Data section section start

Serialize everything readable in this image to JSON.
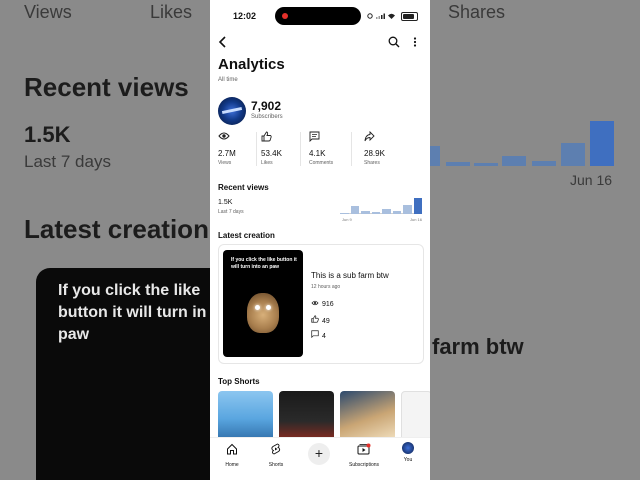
{
  "background": {
    "top_labels": [
      "Views",
      "Likes",
      "Shares"
    ],
    "recent_views_title": "Recent views",
    "recent_views_value": "1.5K",
    "recent_views_period": "Last 7 days",
    "latest_creation_title": "Latest creation",
    "card_text": "If you click the like button it will turn in paw",
    "video_title_partial": "farm btw",
    "chart_label": "Jun 16"
  },
  "status": {
    "time": "12:02"
  },
  "header": {
    "back_icon": "back-arrow-icon",
    "search_icon": "search-icon",
    "more_icon": "more-vertical-icon"
  },
  "page": {
    "title": "Analytics",
    "subtitle": "All time"
  },
  "channel": {
    "subscribers_value": "7,902",
    "subscribers_label": "Subscribers"
  },
  "stats": [
    {
      "icon": "eye-icon",
      "value": "2.7M",
      "label": "Views"
    },
    {
      "icon": "thumbs-up-icon",
      "value": "53.4K",
      "label": "Likes"
    },
    {
      "icon": "comment-icon",
      "value": "4.1K",
      "label": "Comments"
    },
    {
      "icon": "share-icon",
      "value": "28.9K",
      "label": "Shares"
    }
  ],
  "recent_views": {
    "title": "Recent views",
    "value": "1.5K",
    "period": "Last 7 days",
    "start_label": "Jun 9",
    "end_label": "Jun 16"
  },
  "chart_data": {
    "type": "bar",
    "categories": [
      "Jun 9",
      "",
      "",
      "",
      "",
      "",
      "",
      "Jun 16"
    ],
    "values": [
      30,
      220,
      80,
      60,
      120,
      75,
      240,
      420
    ],
    "highlight_index": 7,
    "title": "",
    "xlabel": "",
    "ylabel": ""
  },
  "latest_creation": {
    "title": "Latest creation",
    "thumbnail_text": "If you click the like button it will turn into an paw",
    "video_title": "This is a sub farm btw",
    "time_ago": "12 hours ago",
    "views": "916",
    "likes": "49",
    "comments": "4"
  },
  "top_shorts": {
    "title": "Top Shorts"
  },
  "nav": {
    "home": "Home",
    "shorts": "Shorts",
    "create": "+",
    "subscriptions": "Subscriptions",
    "you": "You"
  },
  "colors": {
    "accent_bar": "#3f6fc0",
    "bar": "#a9bfde",
    "record_dot": "#e4302a"
  }
}
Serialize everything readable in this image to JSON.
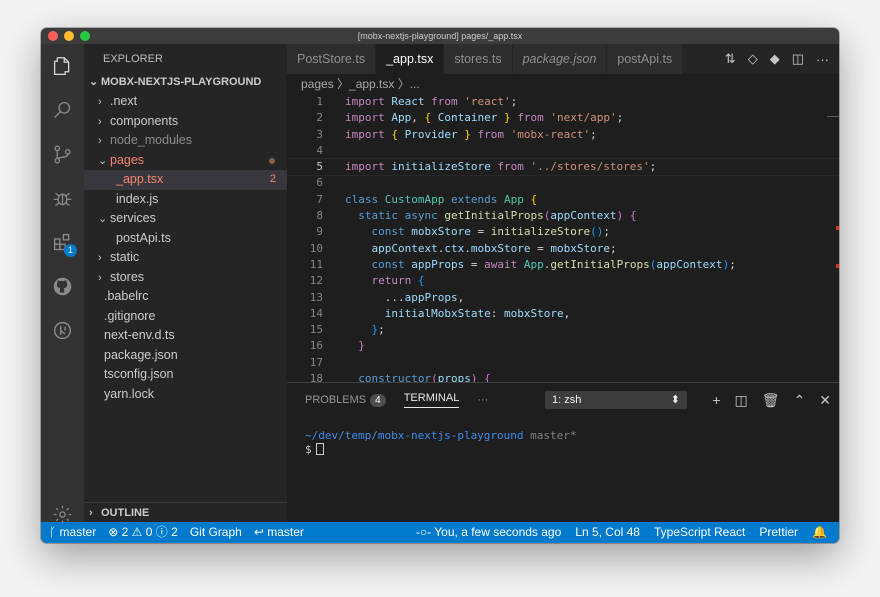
{
  "window": {
    "title": "[mobx-nextjs-playground] pages/_app.tsx"
  },
  "activity_bar": {
    "icons": [
      "files-icon",
      "search-icon",
      "source-control-icon",
      "debug-icon",
      "extensions-icon",
      "github-icon",
      "gitlens-icon",
      "settings-gear-icon"
    ],
    "extensions_badge": "1"
  },
  "sidebar": {
    "title": "EXPLORER",
    "project": "MOBX-NEXTJS-PLAYGROUND",
    "outline": "OUTLINE",
    "items": [
      {
        "label": ".next",
        "chev": "›",
        "indent": 1,
        "style": "normal"
      },
      {
        "label": "components",
        "chev": "›",
        "indent": 1,
        "style": "normal"
      },
      {
        "label": "node_modules",
        "chev": "›",
        "indent": 1,
        "style": "dim"
      },
      {
        "label": "pages",
        "chev": "⌄",
        "indent": 1,
        "style": "err"
      },
      {
        "label": "_app.tsx",
        "chev": "",
        "indent": 2,
        "style": "err-selected"
      },
      {
        "label": "index.js",
        "chev": "",
        "indent": 2,
        "style": "normal"
      },
      {
        "label": "services",
        "chev": "⌄",
        "indent": 1,
        "style": "normal"
      },
      {
        "label": "postApi.ts",
        "chev": "",
        "indent": 2,
        "style": "normal"
      },
      {
        "label": "static",
        "chev": "›",
        "indent": 1,
        "style": "normal"
      },
      {
        "label": "stores",
        "chev": "›",
        "indent": 1,
        "style": "normal"
      },
      {
        "label": ".babelrc",
        "chev": "",
        "indent": 1,
        "style": "normal"
      },
      {
        "label": ".gitignore",
        "chev": "",
        "indent": 1,
        "style": "normal"
      },
      {
        "label": "next-env.d.ts",
        "chev": "",
        "indent": 1,
        "style": "normal"
      },
      {
        "label": "package.json",
        "chev": "",
        "indent": 1,
        "style": "normal"
      },
      {
        "label": "tsconfig.json",
        "chev": "",
        "indent": 1,
        "style": "normal"
      },
      {
        "label": "yarn.lock",
        "chev": "",
        "indent": 1,
        "style": "normal"
      }
    ],
    "app_error_count": "2"
  },
  "tabs": [
    {
      "label": "PostStore.ts",
      "active": false,
      "italic": false
    },
    {
      "label": "_app.tsx",
      "active": true,
      "italic": false
    },
    {
      "label": "stores.ts",
      "active": false,
      "italic": false
    },
    {
      "label": "package.json",
      "active": false,
      "italic": true
    },
    {
      "label": "postApi.ts",
      "active": false,
      "italic": false
    }
  ],
  "tab_actions": [
    "compare-icon",
    "open-changes-icon",
    "git-commit-icon",
    "split-editor-icon",
    "more-icon"
  ],
  "breadcrumb": "pages 〉_app.tsx 〉...",
  "editor": {
    "current_line": 5,
    "lines": [
      {
        "n": "1",
        "tokens": [
          [
            "k",
            "import "
          ],
          [
            "v",
            "React "
          ],
          [
            "k",
            "from "
          ],
          [
            "s",
            "'react'"
          ],
          [
            "p",
            ";"
          ]
        ]
      },
      {
        "n": "2",
        "tokens": [
          [
            "k",
            "import "
          ],
          [
            "v",
            "App"
          ],
          [
            "p",
            ", "
          ],
          [
            "b1",
            "{ "
          ],
          [
            "v",
            "Container "
          ],
          [
            "b1",
            "} "
          ],
          [
            "k",
            "from "
          ],
          [
            "s",
            "'next/app'"
          ],
          [
            "p",
            ";"
          ]
        ]
      },
      {
        "n": "3",
        "tokens": [
          [
            "k",
            "import "
          ],
          [
            "b1",
            "{ "
          ],
          [
            "v",
            "Provider "
          ],
          [
            "b1",
            "} "
          ],
          [
            "k",
            "from "
          ],
          [
            "s",
            "'mobx-react'"
          ],
          [
            "p",
            ";"
          ]
        ]
      },
      {
        "n": "4",
        "tokens": []
      },
      {
        "n": "5",
        "tokens": [
          [
            "k",
            "import "
          ],
          [
            "v",
            "initializeStore "
          ],
          [
            "k",
            "from "
          ],
          [
            "s",
            "'../stores/stores'"
          ],
          [
            "p",
            ";"
          ]
        ]
      },
      {
        "n": "6",
        "tokens": []
      },
      {
        "n": "7",
        "tokens": [
          [
            "kw",
            "class "
          ],
          [
            "c",
            "CustomApp "
          ],
          [
            "kw",
            "extends "
          ],
          [
            "c",
            "App "
          ],
          [
            "b1",
            "{"
          ]
        ]
      },
      {
        "n": "8",
        "tokens": [
          [
            "p",
            "  "
          ],
          [
            "kw",
            "static "
          ],
          [
            "kw",
            "async "
          ],
          [
            "f",
            "getInitialProps"
          ],
          [
            "b2",
            "("
          ],
          [
            "v",
            "appContext"
          ],
          [
            "b2",
            ") "
          ],
          [
            "b2",
            "{"
          ]
        ]
      },
      {
        "n": "9",
        "tokens": [
          [
            "p",
            "    "
          ],
          [
            "kw",
            "const "
          ],
          [
            "v",
            "mobxStore "
          ],
          [
            "p",
            "= "
          ],
          [
            "f",
            "initializeStore"
          ],
          [
            "b3",
            "()"
          ],
          [
            "p",
            ";"
          ]
        ]
      },
      {
        "n": "10",
        "tokens": [
          [
            "p",
            "    "
          ],
          [
            "v",
            "appContext"
          ],
          [
            "p",
            "."
          ],
          [
            "v",
            "ctx"
          ],
          [
            "p",
            "."
          ],
          [
            "v",
            "mobxStore "
          ],
          [
            "p",
            "= "
          ],
          [
            "v",
            "mobxStore"
          ],
          [
            "p",
            ";"
          ]
        ]
      },
      {
        "n": "11",
        "tokens": [
          [
            "p",
            "    "
          ],
          [
            "kw",
            "const "
          ],
          [
            "v",
            "appProps "
          ],
          [
            "p",
            "= "
          ],
          [
            "k",
            "await "
          ],
          [
            "c",
            "App"
          ],
          [
            "p",
            "."
          ],
          [
            "f",
            "getInitialProps"
          ],
          [
            "b3",
            "("
          ],
          [
            "v",
            "appContext"
          ],
          [
            "b3",
            ")"
          ],
          [
            "p",
            ";"
          ]
        ]
      },
      {
        "n": "12",
        "tokens": [
          [
            "p",
            "    "
          ],
          [
            "k",
            "return "
          ],
          [
            "b3",
            "{"
          ]
        ]
      },
      {
        "n": "13",
        "tokens": [
          [
            "p",
            "      ..."
          ],
          [
            "v",
            "appProps"
          ],
          [
            "p",
            ","
          ]
        ]
      },
      {
        "n": "14",
        "tokens": [
          [
            "p",
            "      "
          ],
          [
            "v",
            "initialMobxState"
          ],
          [
            "p",
            ": "
          ],
          [
            "v",
            "mobxStore"
          ],
          [
            "p",
            ","
          ]
        ]
      },
      {
        "n": "15",
        "tokens": [
          [
            "p",
            "    "
          ],
          [
            "b3",
            "}"
          ],
          [
            "p",
            ";"
          ]
        ]
      },
      {
        "n": "16",
        "tokens": [
          [
            "p",
            "  "
          ],
          [
            "b2",
            "}"
          ]
        ]
      },
      {
        "n": "17",
        "tokens": []
      },
      {
        "n": "18",
        "tokens": [
          [
            "p",
            "  "
          ],
          [
            "kw",
            "constructor"
          ],
          [
            "b2",
            "("
          ],
          [
            "v",
            "props"
          ],
          [
            "b2",
            ") "
          ],
          [
            "b2",
            "{"
          ]
        ]
      }
    ]
  },
  "panel": {
    "problems_label": "PROBLEMS",
    "problems_count": "4",
    "terminal_label": "TERMINAL",
    "more": "···",
    "terminal_select": "1: zsh",
    "actions": [
      "+",
      "split-icon",
      "trash-icon",
      "chevron-up-icon",
      "close-icon"
    ],
    "term_path": "~/dev/temp/mobx-nextjs-playground",
    "term_branch": " master*",
    "term_prompt": "$"
  },
  "statusbar": {
    "branch": "master",
    "errors": "2",
    "warnings": "0",
    "infos": "2",
    "git_graph": "Git Graph",
    "sync": "master",
    "blame": "You, a few seconds ago",
    "position": "Ln 5, Col 48",
    "language": "TypeScript React",
    "formatter": "Prettier"
  }
}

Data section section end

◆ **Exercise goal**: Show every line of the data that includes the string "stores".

◆ **Answer box**:
        "label": "stores",
      "label": "stores.ts",
            "'../stores/stores'"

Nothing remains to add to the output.